This is clearly referring to Jesus Christ, the Root of David and Lion of the tribe of Judah, who is worthy to open the scroll for being the one to conquer sin and death through his work on the cross (2 Timothy 1:10, Isaiah 25:8, 1 Corinthians 15:25-26, Hosea 13:14).
Jesus Is the Lamb of God
In the later verses of Revelation 5, John then writes, “and I saw between the throne (with the four living creatures) and the elders a Lamb standing, as if slain…And He came and took the book out of the right hand of Him who sat on the throne” (Revelation 5:6-7).
With this revelation, John confirmed Jesus Christ as the Lamb of God, for as the Lamb took the book, those witnessing sang, “worthy are You to take the book and to break its seals; for You were slain, and purchased for God with Your blood men from every tribe and tongue and people and nation” (Revelation 5:9).
Significance of the Lamb:
The Lamb has enormous significance going back to the days of Abraham and Moses.

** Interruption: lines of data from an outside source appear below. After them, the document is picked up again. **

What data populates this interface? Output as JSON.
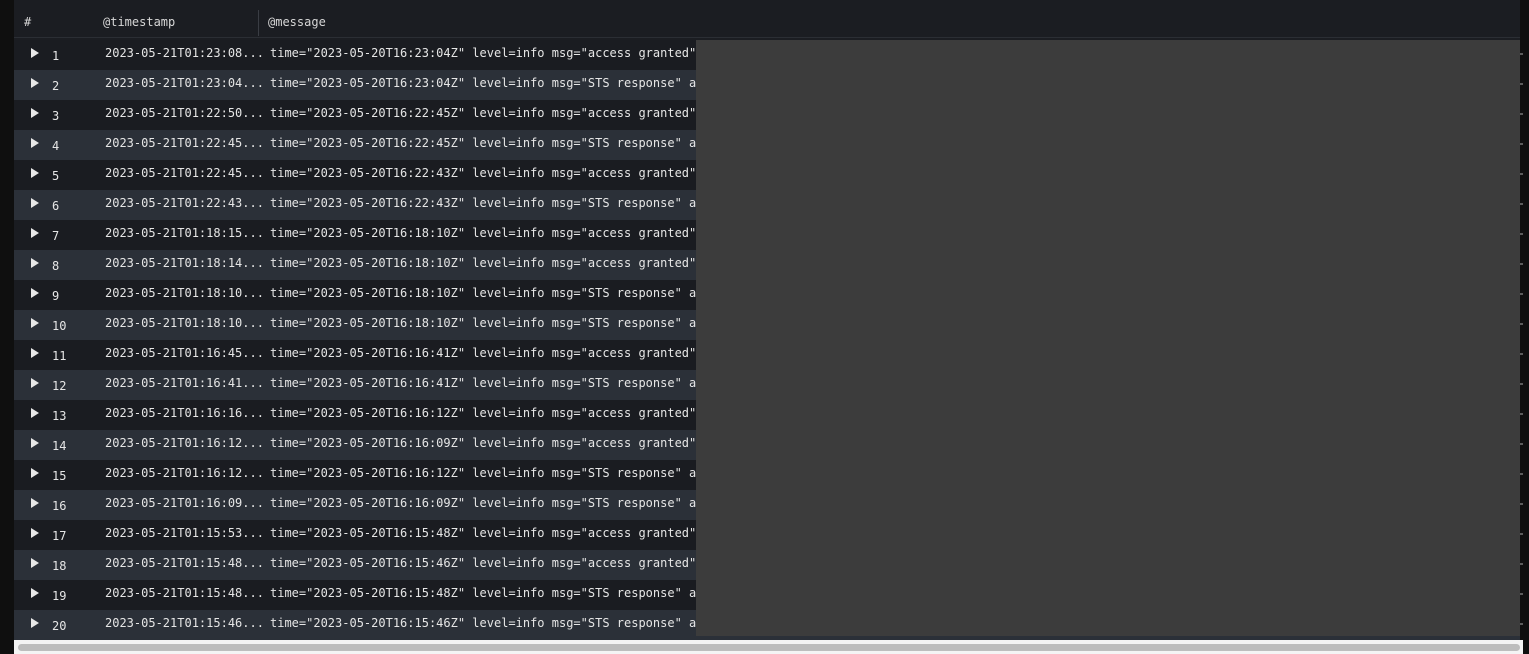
{
  "table": {
    "columns": {
      "num": "#",
      "timestamp": "@timestamp",
      "message": "@message"
    },
    "rows": [
      {
        "num": "1",
        "timestamp": "2023-05-21T01:23:08...",
        "message": "time=\"2023-05-20T16:23:04Z\" level=info msg=\"access granted\""
      },
      {
        "num": "2",
        "timestamp": "2023-05-21T01:23:04...",
        "message": "time=\"2023-05-20T16:23:04Z\" level=info msg=\"STS response\" a"
      },
      {
        "num": "3",
        "timestamp": "2023-05-21T01:22:50...",
        "message": "time=\"2023-05-20T16:22:45Z\" level=info msg=\"access granted\""
      },
      {
        "num": "4",
        "timestamp": "2023-05-21T01:22:45...",
        "message": "time=\"2023-05-20T16:22:45Z\" level=info msg=\"STS response\" a"
      },
      {
        "num": "5",
        "timestamp": "2023-05-21T01:22:45...",
        "message": "time=\"2023-05-20T16:22:43Z\" level=info msg=\"access granted\""
      },
      {
        "num": "6",
        "timestamp": "2023-05-21T01:22:43...",
        "message": "time=\"2023-05-20T16:22:43Z\" level=info msg=\"STS response\" a"
      },
      {
        "num": "7",
        "timestamp": "2023-05-21T01:18:15...",
        "message": "time=\"2023-05-20T16:18:10Z\" level=info msg=\"access granted\""
      },
      {
        "num": "8",
        "timestamp": "2023-05-21T01:18:14...",
        "message": "time=\"2023-05-20T16:18:10Z\" level=info msg=\"access granted\""
      },
      {
        "num": "9",
        "timestamp": "2023-05-21T01:18:10...",
        "message": "time=\"2023-05-20T16:18:10Z\" level=info msg=\"STS response\" a"
      },
      {
        "num": "10",
        "timestamp": "2023-05-21T01:18:10...",
        "message": "time=\"2023-05-20T16:18:10Z\" level=info msg=\"STS response\" a"
      },
      {
        "num": "11",
        "timestamp": "2023-05-21T01:16:45...",
        "message": "time=\"2023-05-20T16:16:41Z\" level=info msg=\"access granted\""
      },
      {
        "num": "12",
        "timestamp": "2023-05-21T01:16:41...",
        "message": "time=\"2023-05-20T16:16:41Z\" level=info msg=\"STS response\" a"
      },
      {
        "num": "13",
        "timestamp": "2023-05-21T01:16:16...",
        "message": "time=\"2023-05-20T16:16:12Z\" level=info msg=\"access granted\""
      },
      {
        "num": "14",
        "timestamp": "2023-05-21T01:16:12...",
        "message": "time=\"2023-05-20T16:16:09Z\" level=info msg=\"access granted\""
      },
      {
        "num": "15",
        "timestamp": "2023-05-21T01:16:12...",
        "message": "time=\"2023-05-20T16:16:12Z\" level=info msg=\"STS response\" a"
      },
      {
        "num": "16",
        "timestamp": "2023-05-21T01:16:09...",
        "message": "time=\"2023-05-20T16:16:09Z\" level=info msg=\"STS response\" a"
      },
      {
        "num": "17",
        "timestamp": "2023-05-21T01:15:53...",
        "message": "time=\"2023-05-20T16:15:48Z\" level=info msg=\"access granted\""
      },
      {
        "num": "18",
        "timestamp": "2023-05-21T01:15:48...",
        "message": "time=\"2023-05-20T16:15:46Z\" level=info msg=\"access granted\""
      },
      {
        "num": "19",
        "timestamp": "2023-05-21T01:15:48...",
        "message": "time=\"2023-05-20T16:15:48Z\" level=info msg=\"STS response\" a"
      },
      {
        "num": "20",
        "timestamp": "2023-05-21T01:15:46...",
        "message": "time=\"2023-05-20T16:15:46Z\" level=info msg=\"STS response\" a"
      }
    ]
  },
  "icons": {
    "expand": "triangle-right-icon"
  },
  "colors": {
    "row_odd": "#1a1c21",
    "row_even": "#2b3038",
    "overlay": "#3c3c3c",
    "text": "#e6e6e6"
  }
}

In the Old Testament, prior to the exodus from Egypt, the children of Israel were instructed to take the blood of an unblemished lamb and smear it on the doorposts and lintel of their houses (Exodus 12:1-13). That night, as the angel of the lord passed through Egypt to strike down the firstborn of each household, those with the blood of the lamb on their doorposts would be passed over and sparred. From that day on, the Lord commanded the Israelites to celebrate an annual Passover feast to celebrate and remember their deliverance from Egypt and commemorate God’s provision in their lives (Exodus 12:14).
And in Old Testament law, the unblemished lamb was again used as a sacrifice as a covering for human sin. In those days, an innocent lamb would take the place of the one who had sinned, as the penalty for sin was death.
With Jesus Christ, however, the penalty for sin was paid for once and for all (Romans 6:10). Through his death on the cross and subsequent resurrection, Jesus became the perfect sacrifice, the pure and innocent Passover lamb who took our place, atoning for sin and ushering in a new covenant of eternal salvation for all who believe and call upon his name.
When Jesus began his earthly ministry, it was John the Baptist who proclaimed, “Behold, the Lamb of God who takes away the sins of the world” (John 1:29), connecting Jesus to the sacrificial lamb who wouldn’t just cover sin but would ultimately take it away.
Jesus Christ, as the Lion, conquered sin and death so that we could share in the glory of his eternal kingdom. This victory was made possible through his work on the cross, in which he stepped in as the innocent Lamb to be sacrificed for our sin once and for all.
Therefore, in the Lion we discover the power of Christ as an eternal king, and in the Lamb we find the grace of Jesus as an eternal savior.
Photo Credit: Unsplash/Cassie Lafferty